When I admired the child, Tanya explained that he wasn’t her son but rather the son of a good friend. Instead, she said with obvious pride, he was her godson. Sensing congratulations were in order I said: “Oh, when was he baptized?”. Somewhat puzzled by the irrelevance of the question, Tanya replied: “Oh, he’s not baptized.”
There is something more than linguistic integrity being compromised here. What makes one a godmother is her participation in the rite of baptism. Evidently, the definition of ‘godparent’ has become so fluid this once essential sacramental requirement can be ignored. This cavalier reinterpretation of words associated with the sacred is disturbing.
Perhaps to a certain extent fluidity of meaning results from the natural dynamism of linguistic evolution. For example, consider the words ‘awesome’ and ‘fantastic’ which originally had very different meanings than their connotations today. But, it seems to me the mutability of meaning – especially in words relating to the sacred and the moral – is now more evident, and even sinister. This trend is certainly facilitated by our capacity for instant and limitless communication.
However, there may be more to it. Maybe there is some social engineering going on. Think of how the word ‘gender’ – once a construct relegated to grammar books – used to have only three possible interpretations. Now, appropriated by the social elite, the word suddenly has five possible meanings which conveniently accommodate today’s novel concept of sexuality.
Or, consider the word ‘Christians.’ No longer limited to those who recognize the divinity of Jesus Christ, the term is now self-referentially used by those who deny his divinity but for reasons of social propriety claim to embrace his teaching.
Misguided though they are, the expanded meanings of words like these are becoming universally popularized and are therefore universally accepted as legitimate.
This is where we need to ponder the ‘Gadarene Swine Fallacy’ and employ the ‘sensus fidei’ solution.
Will we, like those unfortunate swine in the synoptic Gospels, be mindlessly swept up in the thoughtless rush of much of society and hurl ourselves to a precipitous end?
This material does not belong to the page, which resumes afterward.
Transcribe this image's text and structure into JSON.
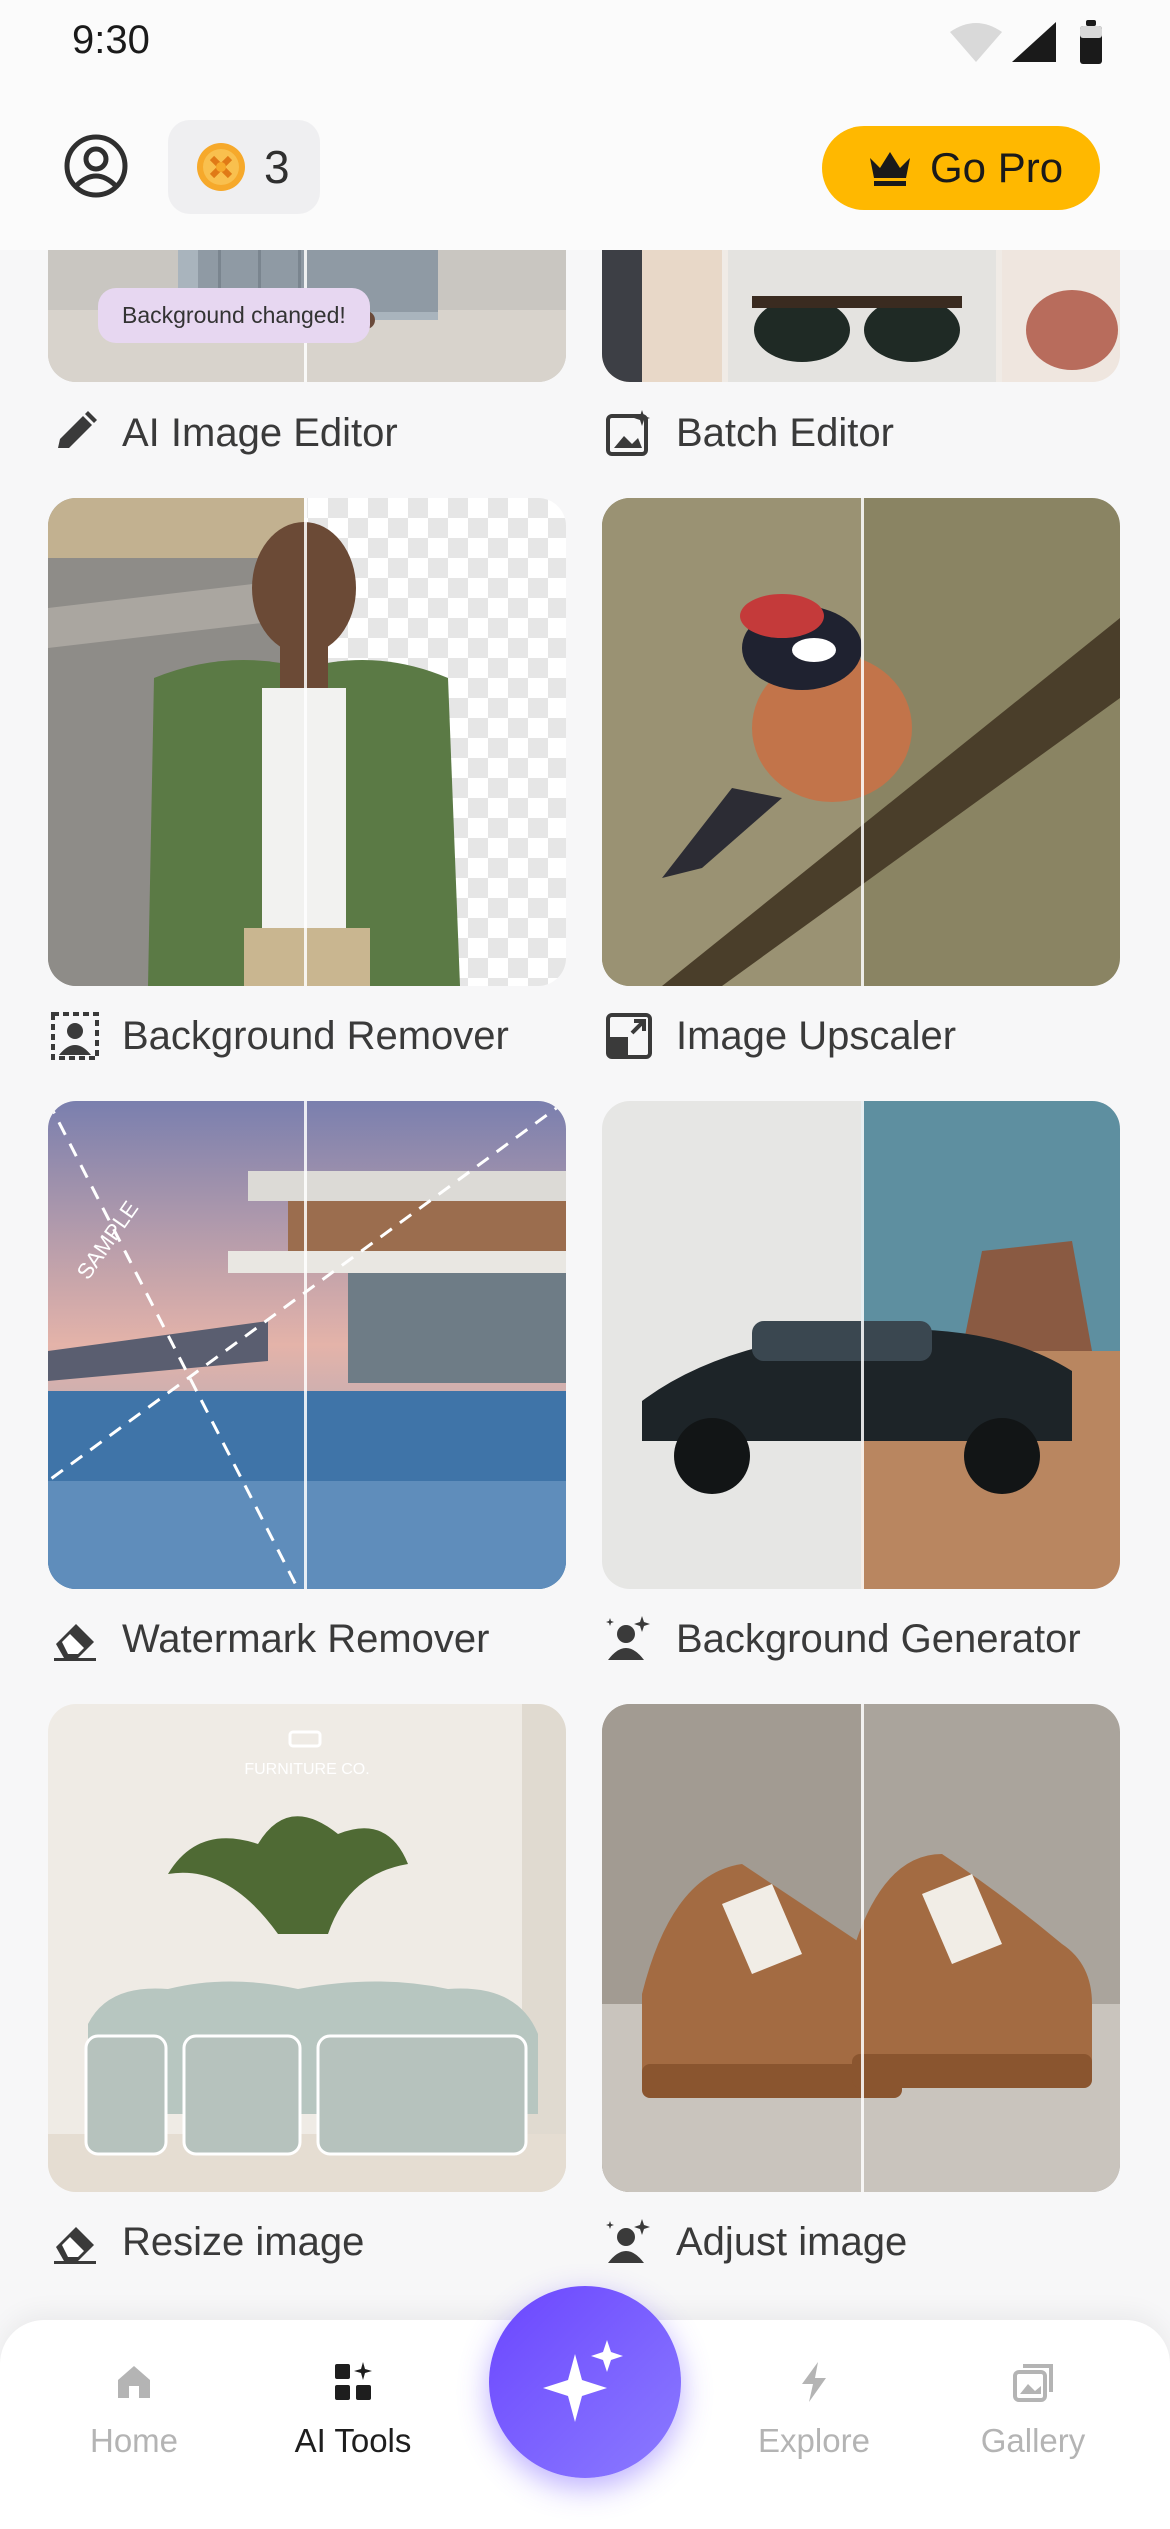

Will we learn too late that an unreflecting majority is not necessarily right?
Or will we – in the fluid and ever oncoming waves of change – exercise our obligations as Christians and listen to St. Paul’s admonition to ‘test everything’ in the light of the Gospel and tradition to discern what is true and sane?
Dana Robinson is chair of the board of trustees of the National Catholic Community Foundation.